What can be better than discovering fields, woods and lakes on a long walk with your dog? But before setting off into nature you should think about the right equipment. Is a dog harness really better than a dog collar? How long should the lead be? Question after question…
Dog Leads, Collars and Harnesses: The Right Equipment for an Outing
© Maria Sbytova / stock.adobe.com
Dog collar or harness?
Dog collars made out of nylon or leather are put around the dog’s neck. When you pull on the lead, you put pressure on the dog’s neck. A harness spreads the pressure over the whole of the dog’s upper body and so the risk of hurting the dog with a sharp pull is minimal. Many dog owners also report having better control of their four-legged friend by using a harness.
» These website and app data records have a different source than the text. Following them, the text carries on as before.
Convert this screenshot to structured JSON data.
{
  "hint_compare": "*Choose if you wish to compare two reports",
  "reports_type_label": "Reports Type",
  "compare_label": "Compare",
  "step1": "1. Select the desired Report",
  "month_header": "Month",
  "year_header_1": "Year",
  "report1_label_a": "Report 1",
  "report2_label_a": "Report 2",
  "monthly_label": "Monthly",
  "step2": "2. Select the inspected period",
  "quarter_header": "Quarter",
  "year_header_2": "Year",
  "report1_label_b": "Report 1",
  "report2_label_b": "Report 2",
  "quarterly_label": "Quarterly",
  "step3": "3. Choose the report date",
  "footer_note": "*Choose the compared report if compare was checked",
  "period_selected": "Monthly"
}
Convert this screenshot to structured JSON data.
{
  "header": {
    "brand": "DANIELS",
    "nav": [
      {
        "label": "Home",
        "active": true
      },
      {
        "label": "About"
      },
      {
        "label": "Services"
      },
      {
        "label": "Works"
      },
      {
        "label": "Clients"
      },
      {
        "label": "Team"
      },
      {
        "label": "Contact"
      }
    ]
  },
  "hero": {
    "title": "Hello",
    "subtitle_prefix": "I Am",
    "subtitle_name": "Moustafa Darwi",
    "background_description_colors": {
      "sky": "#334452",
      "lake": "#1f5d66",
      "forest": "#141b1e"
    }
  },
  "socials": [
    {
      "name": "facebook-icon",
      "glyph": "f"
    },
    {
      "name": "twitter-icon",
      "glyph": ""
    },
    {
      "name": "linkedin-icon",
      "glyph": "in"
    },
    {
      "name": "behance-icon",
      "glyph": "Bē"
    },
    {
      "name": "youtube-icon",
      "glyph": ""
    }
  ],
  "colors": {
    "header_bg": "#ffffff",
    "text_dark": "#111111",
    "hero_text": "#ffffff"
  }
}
Changing from a collar to a harness
In order to get your dog used to a harness instead of a collar, you can use a both a collar as well as a harness with a separate lead. Over several walks, slowly increase control of your dog using the harness while decreasing your control via the lead attached to the collar.
Which dog lead is ideal?
The choice of lead also depends on the intended use and on the temperament of the individual dog.
Retractable leads can extend up to several meters which makes them especially useful for walking lively dogs. These leads are available in different strengths and lengths according to the weight of your dog.
Leather dog leads are tried and tested and are always popular as they are not only fashionable but are also very robust.
On the other hand, dog leads made out of nylon are recommended for sporting activities. They are slightly more elastic than leather leads and very flexible.
Do you need a specific collar for a challenging dog? You can read all about dog training collars in the zooplus dog magazine.
Was this article helpful?
Most read articles
46% of UK households own a pet, with a total pet population of 58 million, including 7 million cats and 0.5 million indoor birds. Many pet owners provide a home for more than one type of pet, with cats sometimes sharing a home with a budgie, parakeet or other bird, but what happens when you have a cat and a small pet?